Bill Pruden
Head of Upper School, College Counselor Ravenscroft School

What trends have you noticed in admissions?

In the over twenty years I have been involved in college admissions work, I have seen colleges move away from seeking well rounded students to seeking well rounded classes, so that a student who stands out due to a particular passion or skill is often a more attractive applicant. Too, I have also seen an increase in the impact of outside forces--especially rankings and concerns about public identification--on the admissions process. Indeed, there has been a marked increase in marketing with an eye to a school’s place in the annual media-produced rankings. The ever greater concern about selectivity has led to increased efforts to attract more appplicants even when they are admitting no more of them. To me these are disturbing trends for while there is no denying that there are institutional needs, these efforts seem institutionally self-serving, reducing the aspiring applicants to little more than pawns in a game of one upsmanship .

Pamela Hampton-Garland
Owner Scholar Bound

What trends have you noticed in admissions?

It is precarious and the price continues to rise and the selection process becomes more rigorous as the dollars diminiish

Patricia Krahnke
President/Partner Global College Search Associates, LLC

What trends have you noticed in admissions?

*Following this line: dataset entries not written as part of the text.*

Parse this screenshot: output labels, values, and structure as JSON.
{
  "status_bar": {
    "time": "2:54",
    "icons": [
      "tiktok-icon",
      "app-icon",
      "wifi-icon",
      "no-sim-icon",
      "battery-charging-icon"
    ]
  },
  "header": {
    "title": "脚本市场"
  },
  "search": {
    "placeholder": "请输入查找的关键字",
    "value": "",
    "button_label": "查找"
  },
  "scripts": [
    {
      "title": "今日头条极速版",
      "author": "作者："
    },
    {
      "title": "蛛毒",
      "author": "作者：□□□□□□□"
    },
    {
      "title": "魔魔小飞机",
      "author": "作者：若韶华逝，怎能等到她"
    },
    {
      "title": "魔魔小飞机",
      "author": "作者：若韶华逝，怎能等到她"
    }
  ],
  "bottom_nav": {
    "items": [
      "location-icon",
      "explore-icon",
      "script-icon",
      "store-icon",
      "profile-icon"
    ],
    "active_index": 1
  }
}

Short Answer: It used to be about people. Now it’s all about the money. And it doesn't stop at admissions... Detailed Answer: There are many trends, most of them negative, and they may very well affect you and your college experience. 1. Technology has rendered moot most personal interaction between colleges and prospective students. 2. College administrations are placing enormous pressure on admissions departments to admit students whose families can pay out-of-pocket. 3. Low income and middle class families are expected to come up with more and more money to fund their child’s education. A few years ago the average yearly EFC was around $3-5,000.Now it is around $10-15,000. 4. Institutions are spending more on marketing to international students (who pay out-of-pocket and often receive thousands of dollars of tuition discounts) than they do on scholarships to support low income American students. They talk about international students as being desirable because they create diversity on campus. However, the truth is that they bring a great influx of money to institutions. If colleges were truly looking for diversity, there is plenty of it in this country to draw from and support. 5. Facebook is being used by colleges to connect accepted students to one another before they arrive on campus in the fall. This trend is seen by the public as a means of connecting people socially; however, to the college, creating a feeling of community online is a means of ensuring that students 1) won’t be wooed away by another college and, 2) will actually arrive on campus and matriculate. This has both positive and negative aspects. On the positive side, students feel less alone with the idea of coming to college. By the time they arrive for orientation, they already “know” a few fellow students, which can make the transition easier. But this can backfire, too. Students may have a false sense that these people are their “friends,” and as such they may place too much trust in individuals they don’t really know at all. 6. Private colleges with big endowments can often afford to give large scholarships. Public colleges, on the other hand, generally can’t.